Visje has also come across another tidbit about Madrono, saying she was shelled north of Lombok, NEI by the Japanese submarine I-55 (Cdr. Nakajima, probably), but managed to escape. He gives no date for this incident, but I found mention of it in an article in the Norwegian magazine "Krigsseileren" No. 4 for 1996, saying the Japanese sub was equipped with a "false" sail to lure them into thinking they were dealing with a lifeboat and shipwrecked seamen. The 2nd mate on Madrono at the time, Ragnar Jonassen, didn't fall for the trick, altered course, returned the fire and was able to get away. It appears they were en route to Batavia at the time, possibly the voyage she made there in Jan./Febr.-1942? After the incident she was escorted by 2 Dutch destroyers the rest of the way.
More details on all the Norwegian ships mentioned here can be found with the help of the alphabet index at the end of this page, or go to the Master Ship Index.
Madrono was captured by the German auxiliary cruiser Thor on July 4-1942, while on a voyage in ballast from Melbourne to Abadan, 29 50S 70 00E, having sailed from Melbourne on June 16 - see Page 3 (unless some voyages are missing from her record, she appears to have spent quite a long time there; according to Page 2, she had arrived on Apr. 22). My page Norwegian victims of T/S Thor picks up the story from here. There's also information about the fate of her crew, as well as an account of an attempt at escape. Merchant Marine Prisoners of War has a crew list, also listing the Norwegians in Japanese imprisonment, but there's a slight discrepancy here in that the source for the list ("Ingen Nåde" by Kristian Ottosen) also includes a Gunner John Jacobsen, not mentioned at all in the crew list from the Norwegian archives, whereas 3rd Engineer Edvard Edvardsen mentioned in the latter list has not been included in "Ingen Nåde". He was placed on the Rhakotis after Madrono's capture, and was among those who were rescued by a Spanish trawler after the sinking of Rhakotis. See also my page Life in Imprisonment which describes what some of Madrono's men (and others) experienced in Japanese camps. Here's a Post war interview with Bedrich Scharf, one of her crew members.

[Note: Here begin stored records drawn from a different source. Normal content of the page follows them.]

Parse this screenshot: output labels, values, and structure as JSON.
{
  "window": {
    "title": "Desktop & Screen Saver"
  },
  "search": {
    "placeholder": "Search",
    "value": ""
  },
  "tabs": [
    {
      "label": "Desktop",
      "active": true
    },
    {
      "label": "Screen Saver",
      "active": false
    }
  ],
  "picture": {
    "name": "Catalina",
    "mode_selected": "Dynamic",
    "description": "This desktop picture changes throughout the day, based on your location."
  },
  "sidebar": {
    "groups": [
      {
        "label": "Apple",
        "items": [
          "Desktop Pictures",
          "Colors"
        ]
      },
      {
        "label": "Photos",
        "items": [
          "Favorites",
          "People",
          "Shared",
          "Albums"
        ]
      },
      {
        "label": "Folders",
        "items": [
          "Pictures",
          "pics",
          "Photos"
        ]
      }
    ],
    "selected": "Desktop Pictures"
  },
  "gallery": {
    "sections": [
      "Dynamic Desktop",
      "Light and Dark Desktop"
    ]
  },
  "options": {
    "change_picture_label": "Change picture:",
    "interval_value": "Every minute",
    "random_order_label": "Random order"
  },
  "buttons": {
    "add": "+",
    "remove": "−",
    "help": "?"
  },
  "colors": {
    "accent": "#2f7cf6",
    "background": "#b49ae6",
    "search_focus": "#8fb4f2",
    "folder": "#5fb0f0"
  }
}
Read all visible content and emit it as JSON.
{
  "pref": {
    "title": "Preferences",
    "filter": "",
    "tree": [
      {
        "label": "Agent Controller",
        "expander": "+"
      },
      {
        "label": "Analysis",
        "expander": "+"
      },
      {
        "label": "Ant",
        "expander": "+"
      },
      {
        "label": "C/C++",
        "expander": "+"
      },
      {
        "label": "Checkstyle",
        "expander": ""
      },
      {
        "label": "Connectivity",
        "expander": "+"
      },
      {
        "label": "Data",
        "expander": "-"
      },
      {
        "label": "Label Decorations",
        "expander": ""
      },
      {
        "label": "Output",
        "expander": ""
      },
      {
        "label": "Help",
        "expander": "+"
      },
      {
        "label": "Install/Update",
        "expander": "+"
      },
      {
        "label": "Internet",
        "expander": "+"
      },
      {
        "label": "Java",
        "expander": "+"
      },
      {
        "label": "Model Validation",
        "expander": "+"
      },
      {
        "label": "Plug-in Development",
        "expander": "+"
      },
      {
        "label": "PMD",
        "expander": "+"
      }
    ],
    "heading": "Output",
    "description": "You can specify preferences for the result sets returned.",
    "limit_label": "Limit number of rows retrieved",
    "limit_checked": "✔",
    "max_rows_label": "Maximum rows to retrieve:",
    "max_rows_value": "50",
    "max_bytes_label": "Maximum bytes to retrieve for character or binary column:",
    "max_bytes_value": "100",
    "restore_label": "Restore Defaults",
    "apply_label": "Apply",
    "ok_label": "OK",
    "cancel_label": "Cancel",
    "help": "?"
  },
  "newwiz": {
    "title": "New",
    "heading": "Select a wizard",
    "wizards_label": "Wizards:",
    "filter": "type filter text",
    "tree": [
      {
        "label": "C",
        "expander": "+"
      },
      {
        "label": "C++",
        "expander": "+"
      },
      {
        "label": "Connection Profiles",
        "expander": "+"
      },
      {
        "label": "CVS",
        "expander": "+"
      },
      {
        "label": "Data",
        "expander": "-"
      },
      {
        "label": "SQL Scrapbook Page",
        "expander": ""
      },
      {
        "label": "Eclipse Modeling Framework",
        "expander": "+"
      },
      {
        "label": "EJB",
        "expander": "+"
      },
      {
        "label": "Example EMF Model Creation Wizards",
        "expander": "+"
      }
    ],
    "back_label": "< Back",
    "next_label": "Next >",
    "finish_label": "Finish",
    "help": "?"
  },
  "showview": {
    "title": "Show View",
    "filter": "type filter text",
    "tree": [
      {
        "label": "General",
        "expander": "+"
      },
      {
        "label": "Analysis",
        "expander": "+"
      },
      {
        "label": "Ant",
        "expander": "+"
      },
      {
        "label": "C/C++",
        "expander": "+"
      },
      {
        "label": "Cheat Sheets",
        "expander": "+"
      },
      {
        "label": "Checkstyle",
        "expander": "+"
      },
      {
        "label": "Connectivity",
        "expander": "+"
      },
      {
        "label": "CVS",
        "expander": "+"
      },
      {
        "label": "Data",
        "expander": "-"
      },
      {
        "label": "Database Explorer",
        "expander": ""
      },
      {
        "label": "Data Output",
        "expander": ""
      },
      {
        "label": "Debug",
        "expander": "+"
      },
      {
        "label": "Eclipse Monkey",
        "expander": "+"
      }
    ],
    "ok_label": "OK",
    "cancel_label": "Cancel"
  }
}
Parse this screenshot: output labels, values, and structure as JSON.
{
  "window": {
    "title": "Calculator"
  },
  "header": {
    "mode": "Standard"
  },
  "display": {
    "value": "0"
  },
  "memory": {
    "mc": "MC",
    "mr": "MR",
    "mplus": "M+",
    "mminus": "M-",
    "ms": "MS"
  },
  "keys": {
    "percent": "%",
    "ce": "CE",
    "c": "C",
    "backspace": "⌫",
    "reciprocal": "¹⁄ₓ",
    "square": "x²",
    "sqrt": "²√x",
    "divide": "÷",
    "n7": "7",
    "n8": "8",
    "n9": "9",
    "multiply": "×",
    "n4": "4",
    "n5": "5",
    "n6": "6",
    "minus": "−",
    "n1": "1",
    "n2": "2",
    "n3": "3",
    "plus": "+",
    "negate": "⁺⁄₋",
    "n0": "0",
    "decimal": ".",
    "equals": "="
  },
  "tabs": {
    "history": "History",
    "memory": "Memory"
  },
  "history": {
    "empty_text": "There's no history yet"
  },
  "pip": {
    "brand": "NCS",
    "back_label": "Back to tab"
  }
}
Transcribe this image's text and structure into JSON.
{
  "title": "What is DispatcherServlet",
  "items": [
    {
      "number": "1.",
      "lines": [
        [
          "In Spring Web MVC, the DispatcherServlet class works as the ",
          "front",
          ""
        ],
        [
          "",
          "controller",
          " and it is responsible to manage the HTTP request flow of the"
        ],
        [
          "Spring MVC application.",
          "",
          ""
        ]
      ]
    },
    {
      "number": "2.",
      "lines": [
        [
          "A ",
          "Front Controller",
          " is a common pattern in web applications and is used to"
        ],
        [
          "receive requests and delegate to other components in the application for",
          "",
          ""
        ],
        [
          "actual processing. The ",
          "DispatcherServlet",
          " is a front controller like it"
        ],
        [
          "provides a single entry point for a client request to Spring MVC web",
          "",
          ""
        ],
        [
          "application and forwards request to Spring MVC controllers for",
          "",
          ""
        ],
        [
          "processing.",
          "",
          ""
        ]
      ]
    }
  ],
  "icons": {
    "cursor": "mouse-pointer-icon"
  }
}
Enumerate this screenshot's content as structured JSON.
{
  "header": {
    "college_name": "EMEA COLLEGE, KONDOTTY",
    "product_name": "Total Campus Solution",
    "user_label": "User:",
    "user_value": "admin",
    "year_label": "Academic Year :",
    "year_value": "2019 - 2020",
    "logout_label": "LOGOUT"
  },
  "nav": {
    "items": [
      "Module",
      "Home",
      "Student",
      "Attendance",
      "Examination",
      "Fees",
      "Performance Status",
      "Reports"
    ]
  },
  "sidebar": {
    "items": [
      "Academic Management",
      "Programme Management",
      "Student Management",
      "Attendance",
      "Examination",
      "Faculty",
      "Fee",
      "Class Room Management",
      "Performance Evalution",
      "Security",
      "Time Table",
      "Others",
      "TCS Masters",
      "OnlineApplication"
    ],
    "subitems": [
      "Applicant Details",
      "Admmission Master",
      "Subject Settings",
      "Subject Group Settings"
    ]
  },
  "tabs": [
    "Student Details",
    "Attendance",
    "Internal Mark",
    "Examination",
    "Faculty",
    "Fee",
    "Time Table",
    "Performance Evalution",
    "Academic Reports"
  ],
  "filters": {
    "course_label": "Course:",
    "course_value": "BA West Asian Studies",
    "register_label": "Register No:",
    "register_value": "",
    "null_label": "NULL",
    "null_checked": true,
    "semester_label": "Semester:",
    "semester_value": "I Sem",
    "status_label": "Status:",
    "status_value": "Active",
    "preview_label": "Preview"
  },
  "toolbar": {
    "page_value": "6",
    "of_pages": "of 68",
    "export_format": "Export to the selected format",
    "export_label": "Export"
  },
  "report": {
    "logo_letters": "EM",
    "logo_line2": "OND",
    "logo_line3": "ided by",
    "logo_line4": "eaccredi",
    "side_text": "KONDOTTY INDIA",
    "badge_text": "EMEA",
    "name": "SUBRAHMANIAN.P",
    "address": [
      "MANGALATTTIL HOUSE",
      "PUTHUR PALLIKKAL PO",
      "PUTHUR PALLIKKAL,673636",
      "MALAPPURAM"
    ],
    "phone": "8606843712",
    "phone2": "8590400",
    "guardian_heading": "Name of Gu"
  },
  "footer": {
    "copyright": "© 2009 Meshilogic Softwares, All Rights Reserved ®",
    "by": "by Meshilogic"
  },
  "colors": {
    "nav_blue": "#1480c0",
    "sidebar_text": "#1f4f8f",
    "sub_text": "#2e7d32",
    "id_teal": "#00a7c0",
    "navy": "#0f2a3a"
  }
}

Related external link:
As will be seen on my page about "Norwegian Victims of Thor", Madrono was renamed Rossbach after capture, and according to Wilh. Wilhelmsen's fleet list Madrono/Rossbach was allocated to Waried Tankschiff Rhederei G.m.b.H., torpedoed and sunk in the Kii Channel, Japan by the American submarine USS Burrfish on May 7-1944, position 33 14N 134 40E. I checked on this in the book "U.S. Submarine Attacks during World War II" by John D. Alden, which gives the same date, but position 33 13N 134 14E, S Murotosaki, claiming she was hit by 3 torpedoes.
Related external link:
Back to Madrono on the "Ships starting with M" page.
The text on this page was compiled with the help of: "Nortraships flåte", J. R. Hegland, Wilh. Wilhelmsen's fleet list, and misc. as named within text above - (ref. My sources).